It is not always to determine if authorizing money to be spent on street reconstruction is liberal or conservative since most everyone, regardless of political affiliation desires improved roads, but since conservatism generally aims to limit government spending, enacting 27 laws where most of them are to spend money on the public, it can be generalized to say the council is liberal in nature.
George Floyd Protests
An important movement to liberalism in America is the fight against police brutality which falls under the umbrella of Black Lives Matter. Rochesterians actively take part in these ideas and have adamantly expressed their desire to limit police influence as well as advocate for more equal rights for African Americans and minorities.
After the death of George Floyd by police hands in Minnesota, thousands marched in Rochester to express their support for Floyd’s family as well as other victims of police brutality across America. Protestors were present around the city, mainly appearing near MLK Jr. Memorial park and police precincts in an attempt to change the nature of equality for African Americans.
The protests were generally peaceful as opposed to a few other demonstrations in some other cities across America. The few exceptions were a few Rochester Police Department cars that were overturned and set on fire. In total only 2 people were charged with rioting, while the rest of the protestors purely wanted their voices to be heard without violence.
Roe Vs Wade
Since the supreme court overturned the court case of Roe vs. Wade, which prevented states from passing laws to stop women from getting abortions legally, Rochesterians have taken to the street to show their disapproval of the ruling. Abortion rights are a part of the liberal ideals in America, and as a liberal city, Rochester has continued its support of the now defunct court ruling.
A rally was held at Rochester City Hall by the group “Bans off our Bodies“. The event was organized to align citizens in their goals and motivation against the supreme court ruling. Their slogan was “We won’t go back” meaning a time before the famous court case came about in 1972.
New York is allowed to have its own policies concerning abortion and there is no longer a national standard after the loss of Roe Vs. Wade, and so New York has been free to make whichever laws they desire. The state allows abortions during the third trimester, and New Yorkers are not at risk of losing the right to abortion.

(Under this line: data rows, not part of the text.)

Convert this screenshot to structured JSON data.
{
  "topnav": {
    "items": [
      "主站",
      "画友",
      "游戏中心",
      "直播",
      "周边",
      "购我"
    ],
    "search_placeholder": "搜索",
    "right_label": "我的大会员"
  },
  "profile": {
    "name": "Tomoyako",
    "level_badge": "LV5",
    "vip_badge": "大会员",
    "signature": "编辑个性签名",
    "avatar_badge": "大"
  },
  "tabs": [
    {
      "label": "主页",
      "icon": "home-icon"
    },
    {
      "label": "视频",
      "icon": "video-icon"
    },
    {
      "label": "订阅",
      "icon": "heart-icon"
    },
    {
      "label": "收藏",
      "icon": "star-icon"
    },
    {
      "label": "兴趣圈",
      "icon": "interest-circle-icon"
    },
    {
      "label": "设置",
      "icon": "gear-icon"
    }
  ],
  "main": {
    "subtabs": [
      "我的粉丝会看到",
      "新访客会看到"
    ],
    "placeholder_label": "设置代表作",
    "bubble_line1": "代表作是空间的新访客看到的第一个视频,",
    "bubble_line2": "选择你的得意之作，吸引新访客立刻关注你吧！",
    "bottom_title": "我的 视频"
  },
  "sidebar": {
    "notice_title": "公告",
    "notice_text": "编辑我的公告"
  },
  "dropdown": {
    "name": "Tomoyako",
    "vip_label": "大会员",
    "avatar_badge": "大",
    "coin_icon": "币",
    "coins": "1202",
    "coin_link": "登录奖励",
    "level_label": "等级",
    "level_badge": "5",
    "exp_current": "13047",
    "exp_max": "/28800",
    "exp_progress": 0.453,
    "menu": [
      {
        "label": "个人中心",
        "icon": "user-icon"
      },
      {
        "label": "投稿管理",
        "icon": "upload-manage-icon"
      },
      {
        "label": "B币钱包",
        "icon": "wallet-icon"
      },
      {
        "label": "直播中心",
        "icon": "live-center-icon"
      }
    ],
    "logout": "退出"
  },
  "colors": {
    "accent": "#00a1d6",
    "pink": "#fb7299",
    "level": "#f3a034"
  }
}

Instead, protestors are hoping to gather support on a national level to make a law change at the federal level, or to influence other states to protect abortion rights where public support is less clear. Residents are nervous about the move to a state where abortions aren’t allowed and so protests are their way to assure the future.
If you like the article above, here are some other similar articles you should check out!